This is the New Navajo Falls on the Havasupai Indian Reserve in Grand Canyon, Arizona. I’m going there again on August 1-5th with a group of 19 people. I go every year and invite friends and family. This year will be my 7th annual trek down there. This is simply something I’ve been doing almost every year since 2008. After all, Havasupai is my second home and as you can see from the picture above, you know why…
This is an ancient Pueblo Kiva that was used for community gatherings and religious ceremony in the old days and is still considered to be sacred to modern Pueblo people. The site is located in the heart of Farmington, New Mexico. This was a very hard image to capture with the low-light and all the traffic coming and going through the Kiva. In the old days, there were no stairs into the Kiva. You have to descend down a latter through an entrance in the ceiling or a window. The Kiva served as a church and I try to show respect when I visit such sites.
Corn is an important staple and somewhat of a backbone for the Navajo People. It’s considered to play an important role to the creation of humanity and is apart of the origin of the Navajo people who call themselves the Dineh people. This corn was photographed in a traditional Navajo Home (hogan) with permission.
Parowan stands for Evil Waters according to the Southern Paiute. This is the Little Salt Lake in Parowan Valley of Southwestern Utah. Back in the long ago, it was said that a man-eating monster lived out there. Who knows? This is just what I heard. Every time I venture out across the Parowan Valley, there’s strange things to be found.
I don’t know whether a company like this is beneficial to Indian people (artisans, weavers, jewelers & such) or is more of an exploiter of Native culture? I’m not accusing them of such, but this isn’t even one of those questionable non-profit organizations “dedicated” to preserving Indian culture. When scrutinizing these companies that capitalize on Indian arts & crafts, you have to wonder just how much they contribute to the greater health of both native and non-native people in New Mexico, Arizona, etc? Maybe their appearance and existence is just the continuation of the same colonialism that subjugated and destroyed indigenous cultures in the wake of westward expansion? The hearsay is that Gallup is one of the most bigoted towns in New Mexico against Indians. The town itself is in close proximity to several native communities…
Turquoise is my favorite color so no matter where I go, I tend to photograph it during my adventures around the Southwest.

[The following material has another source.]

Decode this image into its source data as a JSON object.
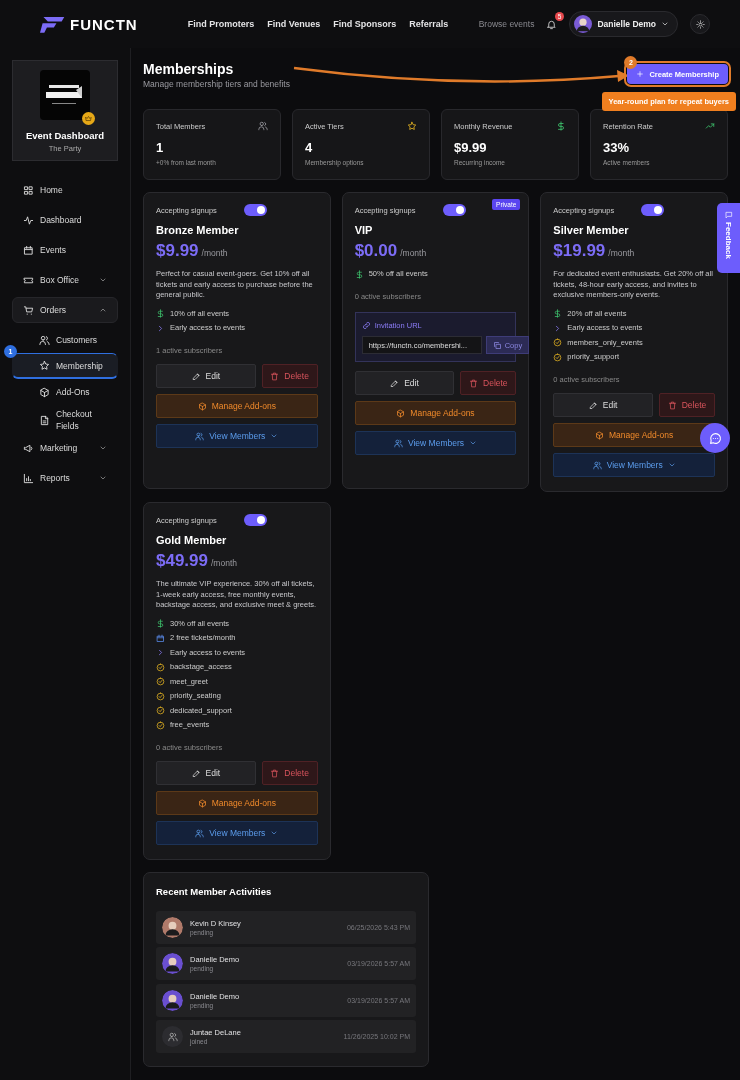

This is at the Cameron Trading Post in Northern Arizona.
I have my sentiments about this. There will always be a soft spot in my heart for indigenous struggles & survival. It’s that simple. Nobody should take offense but I see a lot of truth here. Words are not really needed at all… So, let’s just say that symbols are for symbol-minded people.

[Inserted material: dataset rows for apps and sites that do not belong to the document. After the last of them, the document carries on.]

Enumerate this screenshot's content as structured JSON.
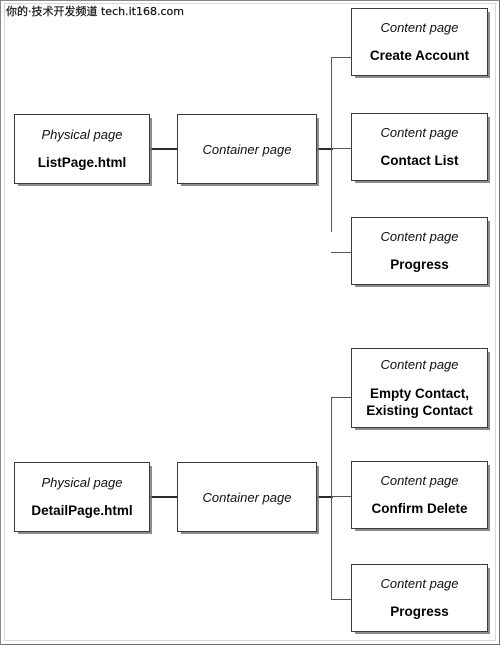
{
  "watermark": {
    "text": "你的·技术开发频道  tech.it168.com"
  },
  "diagram": {
    "groups": [
      {
        "id": "list-page-group",
        "physical": {
          "kind": "Physical page",
          "title": "ListPage.html"
        },
        "container": {
          "kind": "Container page"
        },
        "contents": [
          {
            "kind": "Content page",
            "title": "Create Account"
          },
          {
            "kind": "Content page",
            "title": "Contact List"
          },
          {
            "kind": "Content page",
            "title": "Progress"
          }
        ]
      },
      {
        "id": "detail-page-group",
        "physical": {
          "kind": "Physical page",
          "title": "DetailPage.html"
        },
        "container": {
          "kind": "Container page"
        },
        "contents": [
          {
            "kind": "Content page",
            "title": "Empty Contact,\nExisting Contact"
          },
          {
            "kind": "Content page",
            "title": "Confirm Delete"
          },
          {
            "kind": "Content page",
            "title": "Progress"
          }
        ]
      }
    ]
  },
  "colors": {
    "page_background": "#ffffff",
    "box_border": "#3a3a3a",
    "box_shadow": "#787878",
    "connector": "#2b2b2b",
    "text": "#000000"
  }
}
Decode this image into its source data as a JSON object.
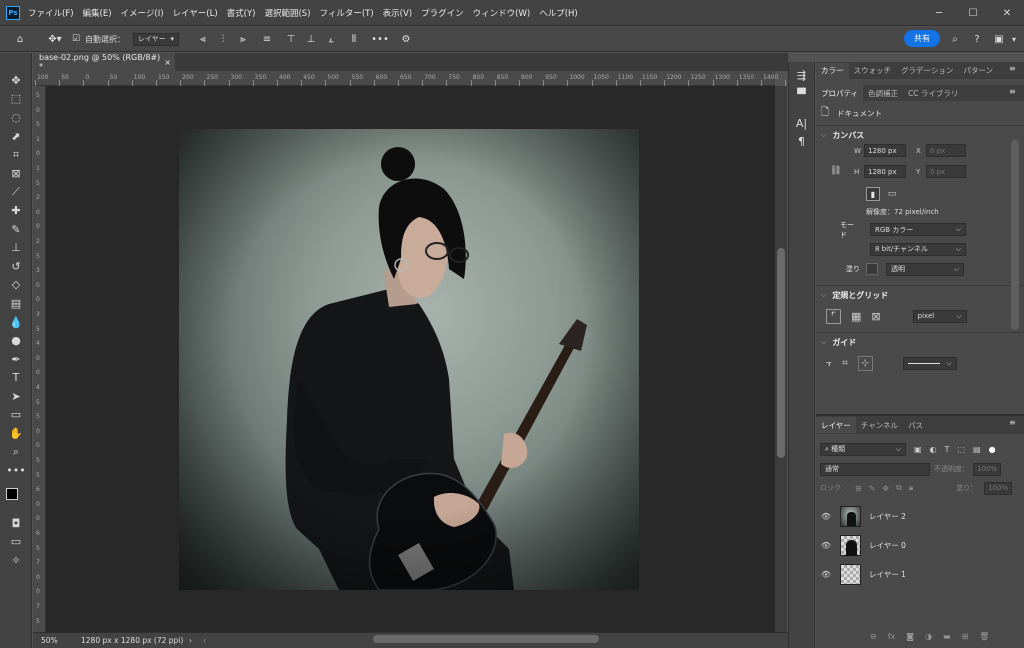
{
  "app": {
    "logo": "Ps",
    "share_label": "共有"
  },
  "menu": [
    "ファイル(F)",
    "編集(E)",
    "イメージ(I)",
    "レイヤー(L)",
    "書式(Y)",
    "選択範囲(S)",
    "フィルター(T)",
    "表示(V)",
    "プラグイン",
    "ウィンドウ(W)",
    "ヘルプ(H)"
  ],
  "options": {
    "auto_select_label": "自動選択：",
    "auto_select_target": "レイヤー",
    "more": "•••"
  },
  "document": {
    "tab_title": "base-02.png @ 50% (RGB/8#) *",
    "close": "×"
  },
  "ruler_h": [
    "100",
    "50",
    "0",
    "50",
    "100",
    "150",
    "200",
    "250",
    "300",
    "350",
    "400",
    "450",
    "500",
    "550",
    "600",
    "650",
    "700",
    "750",
    "800",
    "850",
    "900",
    "950",
    "1000",
    "1050",
    "1100",
    "1150",
    "1200",
    "1250",
    "1300",
    "1350",
    "1400",
    "1450",
    "1500",
    "1550",
    "1600"
  ],
  "ruler_v": [
    "5",
    "0",
    "5",
    "1",
    "0",
    "1",
    "5",
    "2",
    "0",
    "0",
    "2",
    "5",
    "3",
    "0",
    "0",
    "3",
    "5",
    "4",
    "0",
    "0",
    "4",
    "5",
    "5",
    "0",
    "0",
    "5",
    "5",
    "6",
    "0",
    "0",
    "6",
    "5",
    "7",
    "0",
    "0",
    "7",
    "5"
  ],
  "status": {
    "zoom": "50%",
    "info": "1280 px x 1280 px (72 ppi)",
    "arrow": "›"
  },
  "top_panel_tabs": [
    "カラー",
    "スウォッチ",
    "グラデーション",
    "パターン"
  ],
  "prop_tabs": [
    "プロパティ",
    "色調補正",
    "CC ライブラリ"
  ],
  "properties": {
    "doc_label": "ドキュメント",
    "canvas_title": "カンバス",
    "w_label": "W",
    "w_value": "1280 px",
    "h_label": "H",
    "h_value": "1280 px",
    "x_label": "X",
    "x_value": "0 px",
    "y_label": "Y",
    "y_value": "0 px",
    "resolution": "解像度：72 pixel/inch",
    "mode_label": "モード",
    "mode_value": "RGB カラー",
    "depth_value": "8 bit/チャンネル",
    "fill_label": "塗り",
    "fill_value": "透明",
    "rulers_title": "定規とグリッド",
    "ruler_unit": "pixel",
    "guides_title": "ガイド"
  },
  "layer_tabs": [
    "レイヤー",
    "チャンネル",
    "パス"
  ],
  "layers_panel": {
    "filter_kind": "種類",
    "blend_mode": "通常",
    "opacity_label": "不透明度：",
    "opacity_value": "100%",
    "lock_label": "ロック：",
    "fill_label": "塗り：",
    "fill_value": "100%",
    "layers": [
      {
        "name": "レイヤー 2",
        "thumb": "photo"
      },
      {
        "name": "レイヤー 0",
        "thumb": "cutout"
      },
      {
        "name": "レイヤー 1",
        "thumb": "transparent"
      }
    ]
  },
  "colors": {
    "accent": "#1473e6",
    "panel": "#4a4a4a",
    "canvas_bg": "#282828"
  }
}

All the locals around Canyonlands call this, Cleopatra. It’s one of my favorite pictographs, right off the Highway on your way to Hite Crossing in Glen Canyon. This style of rockart is known as the Barrier Canyon Style which is some of the oldest rockart in the state of Utah dating about 5,000-8,000 years back. I’m guessing the creature next to Cleopatra is a domesticated dog? Dogs may have played important roles in ancient Western Archaic cultures.
“You have noticed that everything an Indian does is in a circle, and that is because the Power of the World always works in circles, and everything tries to be round… The Sky is round, and I have heard that the earth is round like a ball, and so are all the stars. The wind, in its greatest power, whirls. Birds make their nest in circles, for theirs is the same religion as ours…
Even the seasons form a great circle in their changing, and always come back again to where they were. The life of a man is a circle from childhood to childhood, and so it is in everything where power moves.” – Black Elk Oglala Sioux Holy Man, 1863-1950
Intestine Man Pictograph near Moab, Utah. This is one of the oldest rock art panels in the state known as the Barrier Canyon style of pictography. Other similar sites are found in the Canyonlands and Grand Canyon regions of the Southwest. These sites were left by a hunting and gathering culture referred to as the Western Archaic peoples.